Research Fragmented On Patient Safety Risks From Health Technology, Regulators Say
News outlets also report on other health IT developments including the impact of startups on the industry, more layoffs at Zenefits and hospital "alert fatigue."
Health IT Safety Research Remains Fragmented, Reports Show
Research on the patient safety risks posed by health technology remains fragmented with no central authority to guide what to do with the research data, according to two reports released recently by federal regulators. (Ruoff, 6/14)
San Antonio Press Express:
These Startups Are Disrupting The Healthcare Industry With Targeted Cancer Treatments
Healthcare is currently one of the most prevalent and growing topics in the startup community. Within the healthcare technology niche, cancer is also a popular topic. While treatments vary across patients, the aim of these cancer-related innovations is to introduce disruptions through highly effective and engaging tools that have a unique approach to healthcare. (Toben, 6/15).
The Wall Street Journal:
Zenefits Lays Off Another 9% of Staff
Zenefits on Tuesday said it is laying off another 9% of its staff, the latest restructuring by the once highflying health-benefits broker that is reeling from regulatory issues and missed sales targets. In an email to staff Tuesday morning, Chief Executive David Sacks said Zenefits would let go 106 employees. That figure includes 61 people in the company’s Arizona sales office, which is being shut down, and 45 others, mostly from the company’s operations team. (Winkler, 6/14)
Kaiser Health News:
Screen Flashes And Pop-Up Reminders: ‘Alert Fatigue’ Spreads Through Medicine
Some people receive constant reminders on their personal smartphones: birthdays, anniversaries, doctor's appointments, social engagements. At work, their computers prompt them to meet deadlines, attend meetings and have lunch with the boss. Prodding here and pinging there, these pop-up interruptions can turn into noise to be ignored instead of helpful nudges. Something similar is happening to doctors, nurses and pharmacists. And when they're hit with too much information, the result can be a health hazard.
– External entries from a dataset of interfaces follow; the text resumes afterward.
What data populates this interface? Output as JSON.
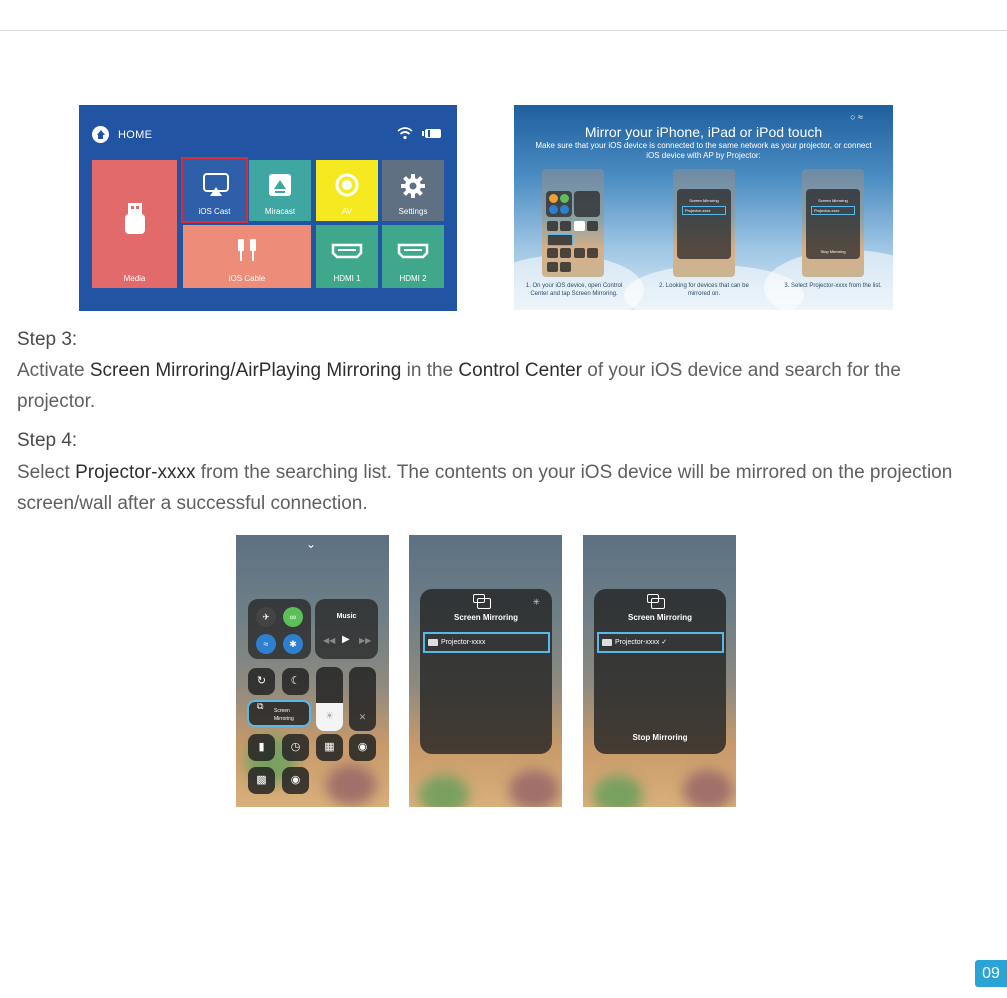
{
  "home_screen": {
    "title": "HOME",
    "tiles": {
      "media": "Media",
      "ios_cast": "iOS Cast",
      "miracast": "Miracast",
      "av": "AV",
      "settings": "Settings",
      "ios_cable": "iOS Cable",
      "hdmi1": "HDMI 1",
      "hdmi2": "HDMI 2"
    },
    "colors": {
      "background": "#2154a3",
      "highlight": "#d72d3b"
    }
  },
  "mirror_guide": {
    "title": "Mirror your iPhone, iPad or iPod touch",
    "subtitle": "Make sure that your iOS device is connected to the same network as your projector, or connect iOS device with AP by Projector:",
    "captions": [
      "1. On your iOS device, open Control Center and tap Screen Mirroring.",
      "2. Looking for devices that can be mirrored on.",
      "3. Select Projector-xxxx from the list."
    ],
    "mini_title": "Screen Mirroring",
    "mini_item": "Projector-xxxx",
    "mini_stop": "Stop Mirroring"
  },
  "step3": {
    "heading": "Step 3:",
    "t1": "Activate ",
    "b1": "Screen Mirroring/AirPlaying Mirroring",
    "t2": " in the ",
    "b2": "Control Center",
    "t3": " of your iOS device and search for the projector."
  },
  "step4": {
    "heading": "Step 4:",
    "t1": "Select ",
    "b1": "Projector-xxxx",
    "t2": " from the searching list. The contents on your iOS device will be mirrored on the projection screen/wall after a successful connection."
  },
  "phone1": {
    "music": "Music",
    "screen_mirroring_small": "Screen Mirroring"
  },
  "phone2": {
    "title": "Screen Mirroring",
    "item": "Projector-xxxx"
  },
  "phone3": {
    "title": "Screen Mirroring",
    "item": "Projector-xxxx",
    "stop": "Stop Mirroring"
  },
  "page_number": "09",
  "accent_color": "#2aa4d6"
}
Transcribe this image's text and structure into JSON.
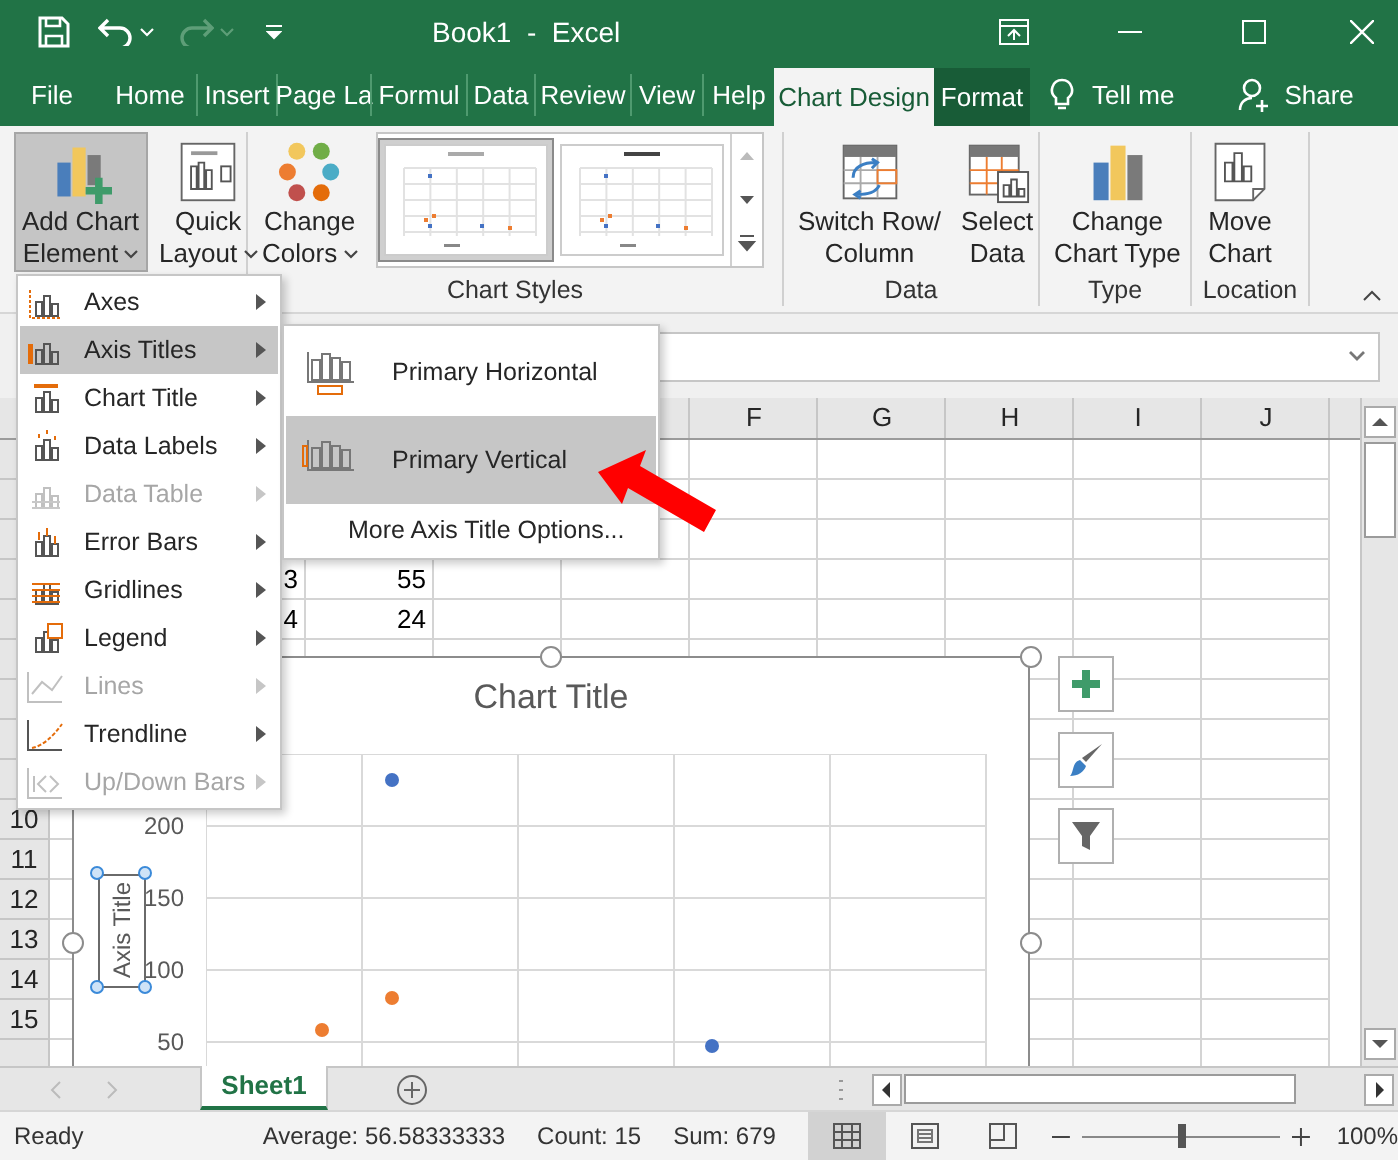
{
  "window": {
    "title": "Book1  -  Excel"
  },
  "ribbon_tabs": [
    {
      "label": "File",
      "selected": false,
      "contextual": false
    },
    {
      "label": "Home",
      "selected": false,
      "contextual": false
    },
    {
      "label": "Insert",
      "selected": false,
      "contextual": false
    },
    {
      "label": "Page La",
      "selected": false,
      "contextual": false
    },
    {
      "label": "Formul",
      "selected": false,
      "contextual": false
    },
    {
      "label": "Data",
      "selected": false,
      "contextual": false
    },
    {
      "label": "Review",
      "selected": false,
      "contextual": false
    },
    {
      "label": "View",
      "selected": false,
      "contextual": false
    },
    {
      "label": "Help",
      "selected": false,
      "contextual": false
    },
    {
      "label": "Chart Design",
      "selected": true,
      "contextual": true
    },
    {
      "label": "Format",
      "selected": false,
      "contextual": true
    }
  ],
  "tell_me": "Tell me",
  "share": "Share",
  "ribbon_groups": [
    {
      "kind": "layouts",
      "buttons": [
        {
          "lines": [
            "Add Chart",
            "Element"
          ],
          "dropdown": true,
          "pressed": true
        },
        {
          "lines": [
            "Quick",
            "Layout"
          ],
          "dropdown": true,
          "pressed": false
        }
      ]
    },
    {
      "kind": "styles",
      "label": "Chart Styles",
      "buttons": [
        {
          "lines": [
            "Change",
            "Colors"
          ],
          "dropdown": true,
          "pressed": false
        }
      ],
      "styles": [
        {
          "selected": true
        },
        {
          "selected": false
        }
      ]
    },
    {
      "kind": "plain",
      "label": "Data",
      "buttons": [
        {
          "lines": [
            "Switch Row/",
            "Column"
          ],
          "dropdown": false,
          "pressed": false
        },
        {
          "lines": [
            "Select",
            "Data"
          ],
          "dropdown": false,
          "pressed": false
        }
      ]
    },
    {
      "kind": "plain",
      "label": "Type",
      "buttons": [
        {
          "lines": [
            "Change",
            "Chart Type"
          ],
          "dropdown": false,
          "pressed": false
        }
      ]
    },
    {
      "kind": "plain",
      "label": "Location",
      "buttons": [
        {
          "lines": [
            "Move",
            "Chart"
          ],
          "dropdown": false,
          "pressed": false
        }
      ]
    }
  ],
  "chart_element_menu": [
    {
      "label": "Axes",
      "selected": false,
      "disabled": false
    },
    {
      "label": "Axis Titles",
      "selected": true,
      "disabled": false
    },
    {
      "label": "Chart Title",
      "selected": false,
      "disabled": false
    },
    {
      "label": "Data Labels",
      "selected": false,
      "disabled": false
    },
    {
      "label": "Data Table",
      "selected": false,
      "disabled": true
    },
    {
      "label": "Error Bars",
      "selected": false,
      "disabled": false
    },
    {
      "label": "Gridlines",
      "selected": false,
      "disabled": false
    },
    {
      "label": "Legend",
      "selected": false,
      "disabled": false
    },
    {
      "label": "Lines",
      "selected": false,
      "disabled": true
    },
    {
      "label": "Trendline",
      "selected": false,
      "disabled": false
    },
    {
      "label": "Up/Down Bars",
      "selected": false,
      "disabled": true
    }
  ],
  "axis_titles_submenu": [
    {
      "kind": "horizontal",
      "label": "Primary Horizontal",
      "selected": false
    },
    {
      "kind": "vertical",
      "label": "Primary Vertical",
      "selected": true
    },
    {
      "kind": "link",
      "label": "More Axis Title Options...",
      "selected": false
    }
  ],
  "columns": [
    "F",
    "G",
    "H",
    "I",
    "J"
  ],
  "row_numbers": [
    "10",
    "11",
    "12",
    "13",
    "14",
    "15"
  ],
  "cell_values": [
    "3",
    "55",
    "4",
    "24"
  ],
  "chart": {
    "title": "Chart Title",
    "axis_title": "Axis Title",
    "axis_title_selected": true,
    "y_axis_labels": [
      "200",
      "150",
      "100",
      "50"
    ]
  },
  "sheet_tabs": [
    {
      "label": "Sheet1",
      "selected": true
    }
  ],
  "status_bar": {
    "mode": "Ready",
    "average": "Average: 56.58333333",
    "count": "Count: 15",
    "sum": "Sum: 679",
    "views": [
      {
        "kind": "normal",
        "selected": true
      },
      {
        "kind": "page_layout",
        "selected": false
      },
      {
        "kind": "page_break",
        "selected": false
      }
    ],
    "zoom": {
      "level": 0.5,
      "reading": "100%"
    }
  }
}
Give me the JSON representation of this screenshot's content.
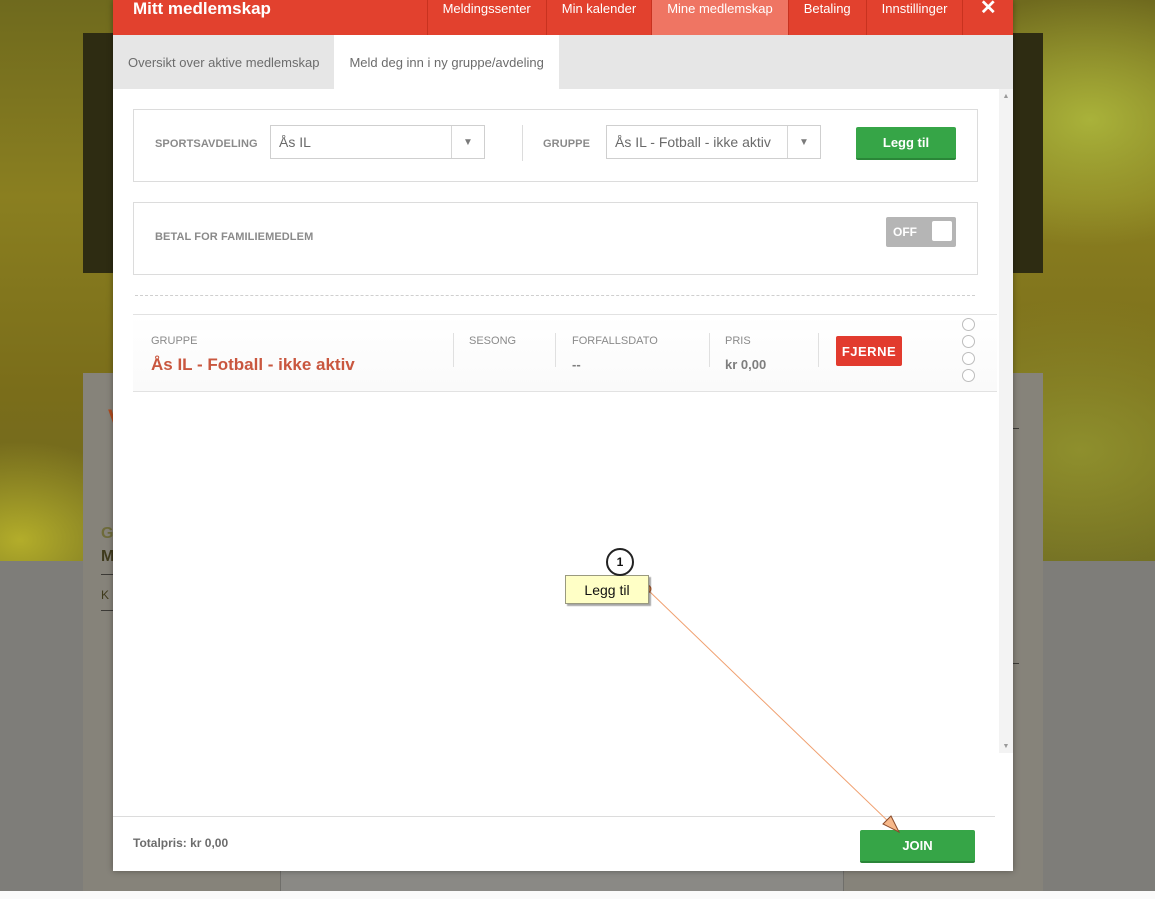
{
  "modal": {
    "title": "Mitt medlemskap",
    "nav": [
      "Meldingssenter",
      "Min kalender",
      "Mine medlemskap",
      "Betaling",
      "Innstillinger"
    ],
    "active_nav": "Mine medlemskap",
    "close_glyph": "✕"
  },
  "subtabs": [
    "Oversikt over aktive medlemskap",
    "Meld deg inn i ny gruppe/avdeling"
  ],
  "active_subtab": "Meld deg inn i ny gruppe/avdeling",
  "form": {
    "sport_label": "SPORTSAVDELING",
    "sport_value": "Ås IL",
    "group_label": "GRUPPE",
    "group_value": "Ås IL - Fotball - ikke aktiv",
    "add_button": "Legg til"
  },
  "family": {
    "label": "BETAL FOR FAMILIEMEDLEM",
    "toggle_text": "OFF",
    "toggle_on": false
  },
  "membership_row": {
    "group_label": "GRUPPE",
    "group_value": "Ås IL - Fotball - ikke aktiv",
    "season_label": "SESONG",
    "due_label": "FORFALLSDATO",
    "due_value": "--",
    "price_label": "PRIS",
    "price_value": "kr 0,00",
    "remove_button": "FJERNE"
  },
  "footer": {
    "total": "Totalpris: kr 0,00",
    "join_button": "JOIN"
  },
  "annotation": {
    "step_number": "1",
    "callout_text": "Legg til"
  },
  "colors": {
    "header_red": "#e2412e",
    "active_tab": "#ef7563",
    "green": "#36a547",
    "remove_red": "#e23b2e",
    "group_name": "#c9573f"
  },
  "icons": {
    "dropdown": "chevron-down-icon",
    "close": "close-icon",
    "scroll_up": "scroll-up-icon",
    "scroll_down": "scroll-down-icon"
  }
}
The electronic patient records that the federal government has been pushing -- in an effort to coordinate health care and reduce mistakes -- come with a host of bells and whistles that may be doing the opposite in some cases. What's the problem? It's called alert fatigue. (Luthra, 6/15)